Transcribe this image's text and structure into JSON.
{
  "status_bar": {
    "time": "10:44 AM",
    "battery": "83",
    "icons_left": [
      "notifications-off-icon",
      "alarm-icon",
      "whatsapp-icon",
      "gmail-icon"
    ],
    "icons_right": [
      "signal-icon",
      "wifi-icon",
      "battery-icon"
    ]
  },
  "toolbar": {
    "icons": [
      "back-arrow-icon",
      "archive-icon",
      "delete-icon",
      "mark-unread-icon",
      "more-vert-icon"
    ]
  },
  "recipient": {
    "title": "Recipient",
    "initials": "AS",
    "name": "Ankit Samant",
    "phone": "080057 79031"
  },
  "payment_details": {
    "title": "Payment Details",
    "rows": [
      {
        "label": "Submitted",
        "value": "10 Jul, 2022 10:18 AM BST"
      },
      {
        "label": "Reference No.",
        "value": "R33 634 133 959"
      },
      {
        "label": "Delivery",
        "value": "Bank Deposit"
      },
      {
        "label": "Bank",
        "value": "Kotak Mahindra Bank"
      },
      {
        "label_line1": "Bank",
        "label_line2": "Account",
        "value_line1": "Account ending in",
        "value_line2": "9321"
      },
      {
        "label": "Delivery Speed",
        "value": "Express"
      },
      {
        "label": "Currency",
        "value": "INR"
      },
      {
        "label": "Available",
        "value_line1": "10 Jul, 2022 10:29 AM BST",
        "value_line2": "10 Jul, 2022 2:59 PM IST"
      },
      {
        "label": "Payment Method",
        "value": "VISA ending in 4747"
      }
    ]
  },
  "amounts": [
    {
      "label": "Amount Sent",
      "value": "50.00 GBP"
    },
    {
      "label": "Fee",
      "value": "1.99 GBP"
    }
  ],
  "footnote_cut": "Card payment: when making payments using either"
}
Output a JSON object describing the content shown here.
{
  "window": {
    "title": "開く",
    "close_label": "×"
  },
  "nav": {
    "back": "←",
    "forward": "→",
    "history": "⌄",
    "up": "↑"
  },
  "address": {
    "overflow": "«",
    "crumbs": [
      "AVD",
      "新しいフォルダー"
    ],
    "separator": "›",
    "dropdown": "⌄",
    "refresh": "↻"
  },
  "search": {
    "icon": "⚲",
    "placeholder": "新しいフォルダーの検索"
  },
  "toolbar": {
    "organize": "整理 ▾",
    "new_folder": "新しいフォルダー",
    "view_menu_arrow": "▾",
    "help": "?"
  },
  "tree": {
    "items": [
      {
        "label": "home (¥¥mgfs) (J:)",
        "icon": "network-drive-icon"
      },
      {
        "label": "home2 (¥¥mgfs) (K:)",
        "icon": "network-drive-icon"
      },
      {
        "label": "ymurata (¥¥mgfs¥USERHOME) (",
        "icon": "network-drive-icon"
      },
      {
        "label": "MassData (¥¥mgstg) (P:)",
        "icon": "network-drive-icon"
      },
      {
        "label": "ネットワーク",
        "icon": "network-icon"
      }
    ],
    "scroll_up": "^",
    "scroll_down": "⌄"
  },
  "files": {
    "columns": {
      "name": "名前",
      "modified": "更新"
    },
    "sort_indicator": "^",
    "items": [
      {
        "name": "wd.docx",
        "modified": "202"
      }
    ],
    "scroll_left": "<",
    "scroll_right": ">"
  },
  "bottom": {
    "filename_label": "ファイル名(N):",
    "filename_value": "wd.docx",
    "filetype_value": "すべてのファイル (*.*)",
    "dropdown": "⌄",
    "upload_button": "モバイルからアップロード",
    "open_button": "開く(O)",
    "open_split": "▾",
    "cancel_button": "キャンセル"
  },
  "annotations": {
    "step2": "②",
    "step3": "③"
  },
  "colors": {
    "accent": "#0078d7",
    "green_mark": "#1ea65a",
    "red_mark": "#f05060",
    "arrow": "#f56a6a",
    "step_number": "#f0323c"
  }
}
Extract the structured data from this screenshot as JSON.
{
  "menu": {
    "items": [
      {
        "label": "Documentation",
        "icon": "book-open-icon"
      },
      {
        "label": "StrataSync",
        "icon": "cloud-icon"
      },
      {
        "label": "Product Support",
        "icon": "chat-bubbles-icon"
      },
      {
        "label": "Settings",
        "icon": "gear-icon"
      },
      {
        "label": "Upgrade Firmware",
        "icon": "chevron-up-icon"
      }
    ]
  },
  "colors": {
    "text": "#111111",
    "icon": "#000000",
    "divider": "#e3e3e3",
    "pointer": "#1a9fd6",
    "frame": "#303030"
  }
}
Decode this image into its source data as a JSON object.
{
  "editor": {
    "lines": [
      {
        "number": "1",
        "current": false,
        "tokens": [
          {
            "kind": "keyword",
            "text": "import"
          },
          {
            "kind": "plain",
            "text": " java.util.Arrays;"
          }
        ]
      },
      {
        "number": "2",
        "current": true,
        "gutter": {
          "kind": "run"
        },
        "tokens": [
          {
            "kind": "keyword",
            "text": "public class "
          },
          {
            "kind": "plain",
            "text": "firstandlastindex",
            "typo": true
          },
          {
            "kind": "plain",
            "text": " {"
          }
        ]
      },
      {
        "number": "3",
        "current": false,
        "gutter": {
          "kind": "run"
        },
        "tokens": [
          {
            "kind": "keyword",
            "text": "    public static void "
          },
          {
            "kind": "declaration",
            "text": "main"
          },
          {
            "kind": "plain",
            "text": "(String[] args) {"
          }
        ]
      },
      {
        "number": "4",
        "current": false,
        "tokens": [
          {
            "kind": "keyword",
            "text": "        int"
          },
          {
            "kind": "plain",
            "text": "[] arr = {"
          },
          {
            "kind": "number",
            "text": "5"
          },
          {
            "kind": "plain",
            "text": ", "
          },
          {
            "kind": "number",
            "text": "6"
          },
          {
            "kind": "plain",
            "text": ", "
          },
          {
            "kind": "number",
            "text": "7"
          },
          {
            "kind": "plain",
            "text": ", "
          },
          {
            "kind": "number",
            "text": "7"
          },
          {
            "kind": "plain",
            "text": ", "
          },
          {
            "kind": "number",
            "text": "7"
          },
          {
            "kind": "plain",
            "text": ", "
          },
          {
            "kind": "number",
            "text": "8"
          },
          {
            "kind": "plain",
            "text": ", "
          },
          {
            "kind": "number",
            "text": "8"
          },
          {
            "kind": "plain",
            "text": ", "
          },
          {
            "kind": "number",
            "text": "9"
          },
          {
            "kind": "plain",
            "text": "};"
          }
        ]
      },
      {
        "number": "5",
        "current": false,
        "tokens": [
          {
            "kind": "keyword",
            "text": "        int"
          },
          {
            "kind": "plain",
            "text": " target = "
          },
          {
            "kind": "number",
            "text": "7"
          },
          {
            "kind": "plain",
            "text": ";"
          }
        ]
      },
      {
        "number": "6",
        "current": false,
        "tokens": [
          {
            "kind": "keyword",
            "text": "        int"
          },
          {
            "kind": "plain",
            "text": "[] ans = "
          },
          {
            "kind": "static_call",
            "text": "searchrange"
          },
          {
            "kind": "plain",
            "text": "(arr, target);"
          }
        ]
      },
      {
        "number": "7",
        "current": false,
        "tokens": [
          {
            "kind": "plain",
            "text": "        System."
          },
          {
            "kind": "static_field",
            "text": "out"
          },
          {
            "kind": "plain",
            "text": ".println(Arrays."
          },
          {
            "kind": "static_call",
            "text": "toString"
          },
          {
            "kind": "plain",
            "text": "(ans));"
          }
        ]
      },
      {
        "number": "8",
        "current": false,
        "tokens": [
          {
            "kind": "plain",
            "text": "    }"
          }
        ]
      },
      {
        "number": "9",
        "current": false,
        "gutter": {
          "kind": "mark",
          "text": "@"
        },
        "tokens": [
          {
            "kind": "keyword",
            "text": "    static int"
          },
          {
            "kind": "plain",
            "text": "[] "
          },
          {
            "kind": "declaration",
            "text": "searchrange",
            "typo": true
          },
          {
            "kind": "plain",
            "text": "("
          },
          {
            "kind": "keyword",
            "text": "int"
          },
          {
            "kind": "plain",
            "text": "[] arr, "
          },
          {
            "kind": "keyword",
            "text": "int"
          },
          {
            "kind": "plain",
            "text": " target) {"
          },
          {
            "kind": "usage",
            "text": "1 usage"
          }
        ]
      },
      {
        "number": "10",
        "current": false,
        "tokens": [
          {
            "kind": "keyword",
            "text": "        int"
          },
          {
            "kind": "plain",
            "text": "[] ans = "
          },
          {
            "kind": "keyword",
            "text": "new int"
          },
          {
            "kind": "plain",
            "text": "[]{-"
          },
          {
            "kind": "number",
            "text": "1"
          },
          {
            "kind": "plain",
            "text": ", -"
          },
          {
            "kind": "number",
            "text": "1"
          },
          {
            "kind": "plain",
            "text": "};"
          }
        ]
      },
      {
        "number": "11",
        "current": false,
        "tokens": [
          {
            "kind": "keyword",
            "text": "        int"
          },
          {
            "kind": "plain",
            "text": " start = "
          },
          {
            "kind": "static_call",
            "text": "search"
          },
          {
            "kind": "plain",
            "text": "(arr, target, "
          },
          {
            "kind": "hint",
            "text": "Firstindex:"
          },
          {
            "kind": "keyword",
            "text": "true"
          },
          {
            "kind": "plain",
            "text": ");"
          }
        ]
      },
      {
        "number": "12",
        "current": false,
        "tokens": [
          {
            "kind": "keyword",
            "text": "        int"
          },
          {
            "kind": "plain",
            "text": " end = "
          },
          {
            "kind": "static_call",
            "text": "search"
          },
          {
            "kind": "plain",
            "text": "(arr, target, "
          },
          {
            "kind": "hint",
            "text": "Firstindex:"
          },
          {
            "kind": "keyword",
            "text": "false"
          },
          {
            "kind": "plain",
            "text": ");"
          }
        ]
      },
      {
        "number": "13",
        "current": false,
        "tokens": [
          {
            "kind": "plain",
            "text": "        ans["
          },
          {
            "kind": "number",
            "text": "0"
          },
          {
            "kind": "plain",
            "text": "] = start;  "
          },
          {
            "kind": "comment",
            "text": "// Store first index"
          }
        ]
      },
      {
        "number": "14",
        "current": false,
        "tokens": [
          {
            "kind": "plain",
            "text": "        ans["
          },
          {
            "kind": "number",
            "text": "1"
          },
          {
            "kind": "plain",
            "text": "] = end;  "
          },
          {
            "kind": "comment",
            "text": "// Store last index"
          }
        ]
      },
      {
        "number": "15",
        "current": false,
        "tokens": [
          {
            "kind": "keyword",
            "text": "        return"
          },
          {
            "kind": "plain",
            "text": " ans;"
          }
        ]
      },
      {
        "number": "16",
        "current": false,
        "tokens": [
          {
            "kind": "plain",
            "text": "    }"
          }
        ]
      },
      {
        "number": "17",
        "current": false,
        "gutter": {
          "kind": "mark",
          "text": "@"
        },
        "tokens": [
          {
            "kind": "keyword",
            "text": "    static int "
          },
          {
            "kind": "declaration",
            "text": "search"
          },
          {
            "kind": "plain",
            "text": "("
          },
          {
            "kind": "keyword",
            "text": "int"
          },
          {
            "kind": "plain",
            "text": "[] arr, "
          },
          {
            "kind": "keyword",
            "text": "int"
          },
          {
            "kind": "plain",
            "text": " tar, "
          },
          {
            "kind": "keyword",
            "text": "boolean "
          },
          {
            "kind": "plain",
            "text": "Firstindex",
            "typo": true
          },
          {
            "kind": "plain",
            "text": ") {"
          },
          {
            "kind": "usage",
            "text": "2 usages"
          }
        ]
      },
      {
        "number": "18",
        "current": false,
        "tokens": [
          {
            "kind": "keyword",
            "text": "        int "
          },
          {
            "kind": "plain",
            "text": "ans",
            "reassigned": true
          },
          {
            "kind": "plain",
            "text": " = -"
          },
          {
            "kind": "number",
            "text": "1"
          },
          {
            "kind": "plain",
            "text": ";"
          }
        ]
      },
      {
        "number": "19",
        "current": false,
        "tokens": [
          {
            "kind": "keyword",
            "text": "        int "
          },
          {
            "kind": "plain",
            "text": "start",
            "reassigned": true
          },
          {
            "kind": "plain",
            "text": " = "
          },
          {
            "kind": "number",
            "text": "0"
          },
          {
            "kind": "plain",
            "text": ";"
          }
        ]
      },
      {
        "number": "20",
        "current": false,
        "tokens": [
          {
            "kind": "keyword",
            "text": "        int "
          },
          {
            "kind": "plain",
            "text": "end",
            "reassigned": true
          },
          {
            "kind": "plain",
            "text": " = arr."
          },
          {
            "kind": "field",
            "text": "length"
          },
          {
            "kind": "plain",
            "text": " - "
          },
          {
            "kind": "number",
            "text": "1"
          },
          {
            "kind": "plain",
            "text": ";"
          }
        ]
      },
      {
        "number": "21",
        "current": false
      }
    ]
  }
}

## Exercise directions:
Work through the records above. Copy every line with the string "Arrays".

## Task response:
            "text": " java.util.Arrays;"
            "text": ".println(Arrays."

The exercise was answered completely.